Below are the records; locate each line with the word "click" and copy it.

[Items from an interface collection]
------------

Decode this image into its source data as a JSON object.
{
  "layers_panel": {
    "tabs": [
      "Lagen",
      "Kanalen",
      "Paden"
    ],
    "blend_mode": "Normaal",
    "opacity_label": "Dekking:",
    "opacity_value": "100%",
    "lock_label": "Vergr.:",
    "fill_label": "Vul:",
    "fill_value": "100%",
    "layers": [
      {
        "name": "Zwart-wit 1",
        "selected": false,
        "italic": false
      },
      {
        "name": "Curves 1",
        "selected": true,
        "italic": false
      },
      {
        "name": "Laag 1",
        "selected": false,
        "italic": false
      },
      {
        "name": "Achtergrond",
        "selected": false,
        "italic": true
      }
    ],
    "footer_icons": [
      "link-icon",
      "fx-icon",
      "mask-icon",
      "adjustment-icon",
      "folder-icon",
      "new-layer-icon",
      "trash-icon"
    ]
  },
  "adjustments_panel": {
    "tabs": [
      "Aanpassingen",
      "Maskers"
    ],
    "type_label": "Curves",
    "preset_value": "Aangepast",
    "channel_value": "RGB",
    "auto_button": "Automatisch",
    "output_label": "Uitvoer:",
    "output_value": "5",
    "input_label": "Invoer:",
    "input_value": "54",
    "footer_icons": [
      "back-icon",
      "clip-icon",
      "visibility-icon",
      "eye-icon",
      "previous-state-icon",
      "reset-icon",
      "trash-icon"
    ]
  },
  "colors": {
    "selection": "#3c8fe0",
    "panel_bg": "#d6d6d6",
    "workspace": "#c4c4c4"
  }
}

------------

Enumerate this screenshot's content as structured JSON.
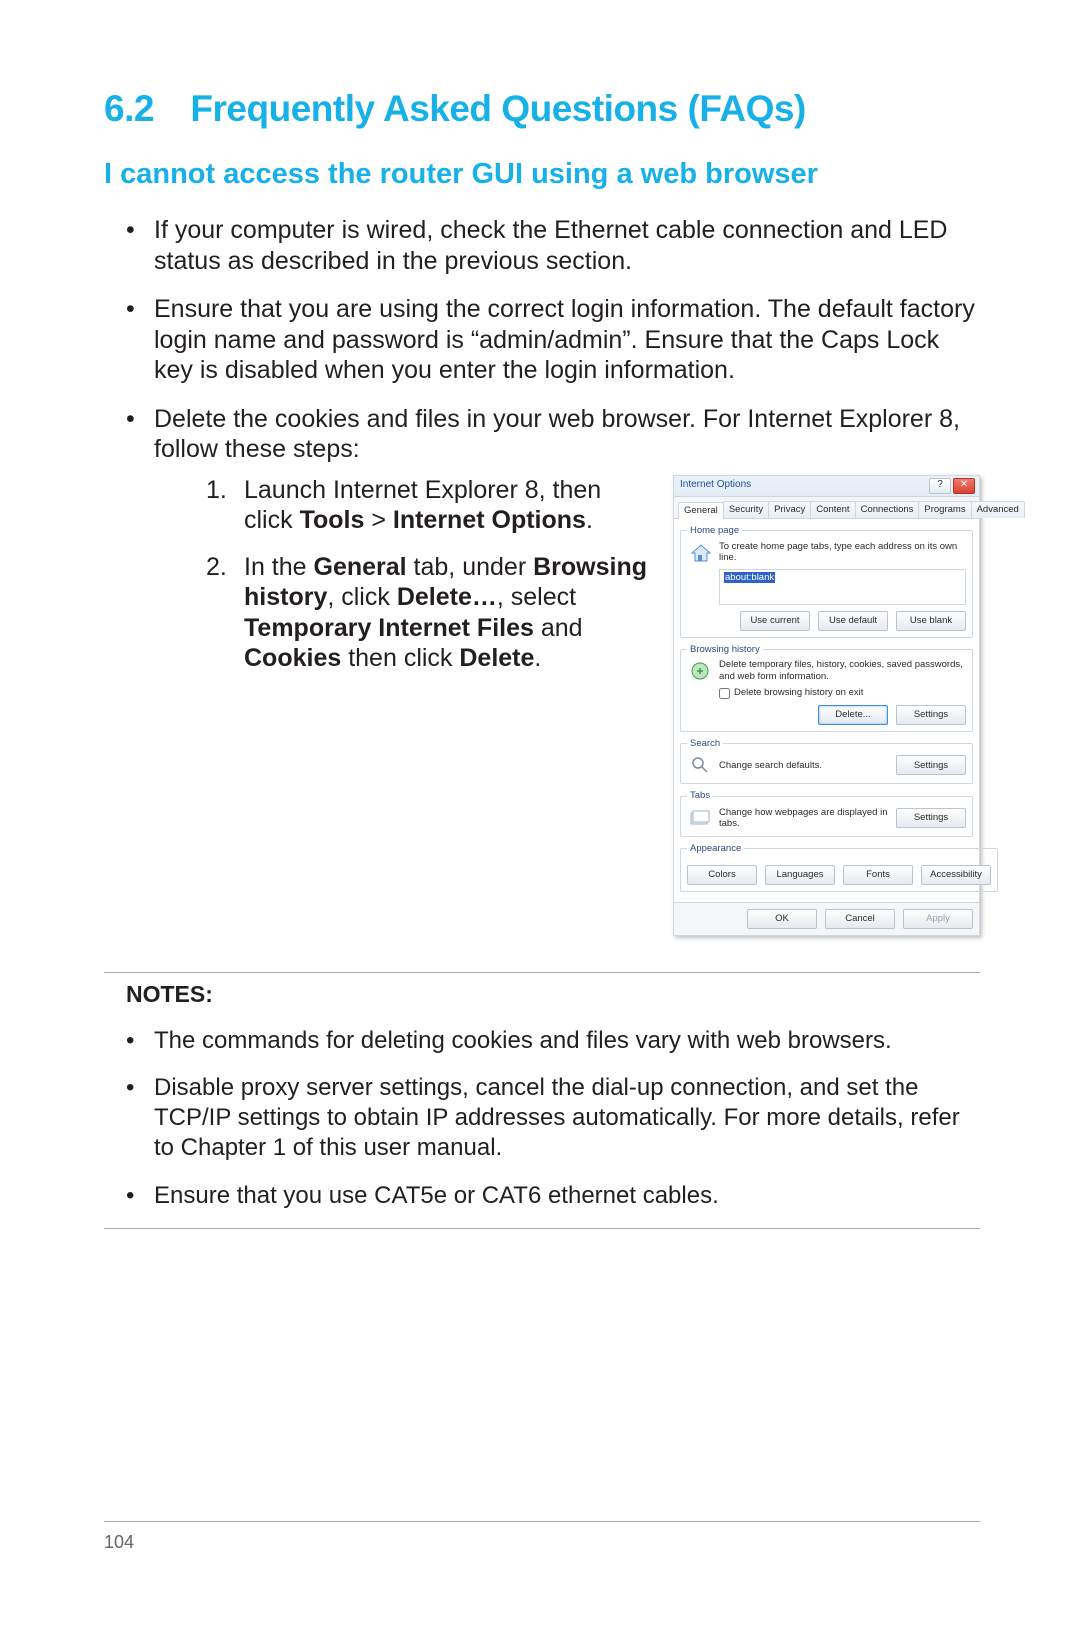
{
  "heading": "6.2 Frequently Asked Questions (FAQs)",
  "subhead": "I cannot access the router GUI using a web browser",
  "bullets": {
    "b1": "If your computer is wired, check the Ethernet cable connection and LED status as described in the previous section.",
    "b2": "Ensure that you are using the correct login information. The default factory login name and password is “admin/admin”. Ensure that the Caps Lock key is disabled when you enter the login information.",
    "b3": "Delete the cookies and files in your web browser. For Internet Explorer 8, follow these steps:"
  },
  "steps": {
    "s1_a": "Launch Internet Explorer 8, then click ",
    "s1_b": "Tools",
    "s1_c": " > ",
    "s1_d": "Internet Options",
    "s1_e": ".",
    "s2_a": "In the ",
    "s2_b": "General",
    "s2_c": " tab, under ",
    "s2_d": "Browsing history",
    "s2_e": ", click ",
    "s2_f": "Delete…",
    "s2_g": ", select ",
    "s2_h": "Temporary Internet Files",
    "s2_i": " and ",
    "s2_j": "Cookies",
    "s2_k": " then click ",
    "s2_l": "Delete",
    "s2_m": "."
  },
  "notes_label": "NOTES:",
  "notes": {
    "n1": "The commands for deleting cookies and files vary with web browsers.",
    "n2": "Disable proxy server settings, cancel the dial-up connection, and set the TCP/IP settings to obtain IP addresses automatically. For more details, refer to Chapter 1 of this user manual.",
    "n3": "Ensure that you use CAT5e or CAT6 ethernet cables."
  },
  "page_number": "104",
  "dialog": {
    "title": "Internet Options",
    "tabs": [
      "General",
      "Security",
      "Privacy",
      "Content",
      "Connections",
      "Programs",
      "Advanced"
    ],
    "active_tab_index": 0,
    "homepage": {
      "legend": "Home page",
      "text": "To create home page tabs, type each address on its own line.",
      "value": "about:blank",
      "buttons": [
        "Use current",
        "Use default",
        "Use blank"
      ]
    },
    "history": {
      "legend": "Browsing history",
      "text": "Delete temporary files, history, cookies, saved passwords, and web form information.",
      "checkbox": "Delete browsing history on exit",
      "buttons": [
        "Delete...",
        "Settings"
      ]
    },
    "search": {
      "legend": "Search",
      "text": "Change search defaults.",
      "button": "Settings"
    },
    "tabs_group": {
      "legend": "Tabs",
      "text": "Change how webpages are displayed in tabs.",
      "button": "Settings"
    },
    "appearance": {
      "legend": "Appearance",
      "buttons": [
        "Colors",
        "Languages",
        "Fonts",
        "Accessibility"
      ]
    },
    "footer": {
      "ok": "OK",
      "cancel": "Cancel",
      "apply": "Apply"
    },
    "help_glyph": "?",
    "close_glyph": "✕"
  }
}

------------

**EXERCISE ANSWER:**
    "s1_a": "Launch Internet Explorer 8, then click ",
    "s2_e": ", click ",
    "s2_k": " then click ",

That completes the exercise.